[Records contained in a dataset]
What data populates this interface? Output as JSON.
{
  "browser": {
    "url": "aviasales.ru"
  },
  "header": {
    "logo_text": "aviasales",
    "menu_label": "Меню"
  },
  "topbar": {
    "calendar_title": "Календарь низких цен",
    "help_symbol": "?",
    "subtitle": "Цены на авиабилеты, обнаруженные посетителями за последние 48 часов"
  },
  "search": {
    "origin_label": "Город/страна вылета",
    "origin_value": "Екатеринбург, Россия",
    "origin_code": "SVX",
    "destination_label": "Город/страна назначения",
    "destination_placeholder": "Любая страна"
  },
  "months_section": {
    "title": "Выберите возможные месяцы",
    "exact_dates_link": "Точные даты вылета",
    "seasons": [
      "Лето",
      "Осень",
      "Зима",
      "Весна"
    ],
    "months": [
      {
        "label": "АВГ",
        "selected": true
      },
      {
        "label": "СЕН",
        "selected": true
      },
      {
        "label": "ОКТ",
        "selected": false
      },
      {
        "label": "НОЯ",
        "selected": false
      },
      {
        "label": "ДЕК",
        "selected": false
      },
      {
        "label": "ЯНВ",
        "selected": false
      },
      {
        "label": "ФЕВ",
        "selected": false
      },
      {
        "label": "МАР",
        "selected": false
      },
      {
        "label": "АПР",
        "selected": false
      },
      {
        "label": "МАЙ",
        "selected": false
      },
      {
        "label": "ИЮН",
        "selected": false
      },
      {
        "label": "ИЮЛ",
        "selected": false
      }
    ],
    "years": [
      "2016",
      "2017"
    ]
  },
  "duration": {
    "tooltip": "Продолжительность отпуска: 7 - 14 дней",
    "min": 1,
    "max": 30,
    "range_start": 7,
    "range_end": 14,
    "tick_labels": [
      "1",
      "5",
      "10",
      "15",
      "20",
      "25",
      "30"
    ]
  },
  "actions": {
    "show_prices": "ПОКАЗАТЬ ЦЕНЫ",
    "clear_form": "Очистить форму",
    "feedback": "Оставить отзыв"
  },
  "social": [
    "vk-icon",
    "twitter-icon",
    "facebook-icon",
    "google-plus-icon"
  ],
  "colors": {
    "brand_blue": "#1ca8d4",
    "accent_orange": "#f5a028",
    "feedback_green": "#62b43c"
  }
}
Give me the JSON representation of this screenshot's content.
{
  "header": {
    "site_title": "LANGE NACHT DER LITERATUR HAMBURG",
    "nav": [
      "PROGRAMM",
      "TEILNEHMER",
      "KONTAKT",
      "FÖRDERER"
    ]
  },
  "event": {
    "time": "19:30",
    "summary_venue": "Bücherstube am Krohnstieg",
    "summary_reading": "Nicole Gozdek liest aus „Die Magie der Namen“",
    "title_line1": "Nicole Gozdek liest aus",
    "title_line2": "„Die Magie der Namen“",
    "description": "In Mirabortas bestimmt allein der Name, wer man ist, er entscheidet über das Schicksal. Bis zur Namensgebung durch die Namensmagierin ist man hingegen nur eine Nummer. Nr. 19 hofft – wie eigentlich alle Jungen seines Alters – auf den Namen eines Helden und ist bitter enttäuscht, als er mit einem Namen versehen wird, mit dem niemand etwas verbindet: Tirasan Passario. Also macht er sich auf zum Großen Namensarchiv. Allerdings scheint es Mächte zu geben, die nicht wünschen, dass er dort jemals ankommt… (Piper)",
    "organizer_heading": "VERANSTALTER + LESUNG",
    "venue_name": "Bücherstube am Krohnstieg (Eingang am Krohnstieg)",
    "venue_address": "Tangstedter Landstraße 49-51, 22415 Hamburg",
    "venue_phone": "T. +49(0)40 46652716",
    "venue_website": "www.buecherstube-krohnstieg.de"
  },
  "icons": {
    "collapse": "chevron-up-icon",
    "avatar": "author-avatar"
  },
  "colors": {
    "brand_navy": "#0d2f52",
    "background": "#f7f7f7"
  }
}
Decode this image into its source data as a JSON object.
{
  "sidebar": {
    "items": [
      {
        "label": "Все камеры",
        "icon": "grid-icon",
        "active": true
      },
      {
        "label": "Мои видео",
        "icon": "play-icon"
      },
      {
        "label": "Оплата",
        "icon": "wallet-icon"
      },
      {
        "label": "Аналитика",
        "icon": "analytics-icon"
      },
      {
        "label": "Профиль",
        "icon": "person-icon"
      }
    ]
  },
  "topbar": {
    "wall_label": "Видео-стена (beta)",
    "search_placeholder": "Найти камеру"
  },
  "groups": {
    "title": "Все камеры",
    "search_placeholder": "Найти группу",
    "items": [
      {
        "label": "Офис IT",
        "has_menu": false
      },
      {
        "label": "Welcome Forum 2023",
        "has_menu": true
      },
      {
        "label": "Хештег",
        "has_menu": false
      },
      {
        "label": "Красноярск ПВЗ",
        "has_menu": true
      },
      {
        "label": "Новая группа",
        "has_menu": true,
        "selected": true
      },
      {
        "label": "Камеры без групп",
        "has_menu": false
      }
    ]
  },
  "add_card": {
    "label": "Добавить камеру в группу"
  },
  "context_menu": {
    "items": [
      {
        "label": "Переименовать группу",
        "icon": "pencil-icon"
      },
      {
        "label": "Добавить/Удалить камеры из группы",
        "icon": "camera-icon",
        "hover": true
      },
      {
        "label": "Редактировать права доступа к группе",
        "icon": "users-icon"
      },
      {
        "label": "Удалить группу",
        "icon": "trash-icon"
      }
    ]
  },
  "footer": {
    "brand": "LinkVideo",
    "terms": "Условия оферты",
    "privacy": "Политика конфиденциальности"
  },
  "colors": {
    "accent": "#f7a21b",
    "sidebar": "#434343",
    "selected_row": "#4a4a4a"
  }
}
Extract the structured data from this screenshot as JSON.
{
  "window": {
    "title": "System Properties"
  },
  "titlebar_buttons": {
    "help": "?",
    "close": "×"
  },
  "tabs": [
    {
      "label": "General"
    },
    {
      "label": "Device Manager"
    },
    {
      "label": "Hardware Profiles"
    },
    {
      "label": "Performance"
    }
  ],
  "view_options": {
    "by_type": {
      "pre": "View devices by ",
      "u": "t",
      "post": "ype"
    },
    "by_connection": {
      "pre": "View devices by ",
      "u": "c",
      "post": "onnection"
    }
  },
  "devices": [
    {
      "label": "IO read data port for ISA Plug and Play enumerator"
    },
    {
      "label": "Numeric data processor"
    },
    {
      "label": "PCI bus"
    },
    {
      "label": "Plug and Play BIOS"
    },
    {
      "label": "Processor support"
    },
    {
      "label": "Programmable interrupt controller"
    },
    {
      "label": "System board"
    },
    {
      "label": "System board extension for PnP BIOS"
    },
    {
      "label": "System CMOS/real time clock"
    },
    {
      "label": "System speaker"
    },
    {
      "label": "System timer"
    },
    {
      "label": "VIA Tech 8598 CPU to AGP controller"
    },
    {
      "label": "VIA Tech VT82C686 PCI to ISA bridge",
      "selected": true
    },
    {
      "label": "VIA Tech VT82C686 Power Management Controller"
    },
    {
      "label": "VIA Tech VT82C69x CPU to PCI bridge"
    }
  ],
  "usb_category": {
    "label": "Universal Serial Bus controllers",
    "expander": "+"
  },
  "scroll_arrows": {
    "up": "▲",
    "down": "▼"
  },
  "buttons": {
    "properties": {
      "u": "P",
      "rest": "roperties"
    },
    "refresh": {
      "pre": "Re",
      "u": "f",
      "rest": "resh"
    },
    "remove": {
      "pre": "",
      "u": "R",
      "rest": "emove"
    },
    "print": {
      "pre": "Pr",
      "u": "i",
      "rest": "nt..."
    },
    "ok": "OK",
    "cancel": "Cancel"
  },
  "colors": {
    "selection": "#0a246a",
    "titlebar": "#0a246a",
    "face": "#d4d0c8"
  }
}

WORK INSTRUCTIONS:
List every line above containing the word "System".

FINISHED TASK:
    "title": "System Properties"
      "label": "System board"
      "label": "System board extension for PnP BIOS"
      "label": "System CMOS/real time clock"
      "label": "System speaker"
      "label": "System timer"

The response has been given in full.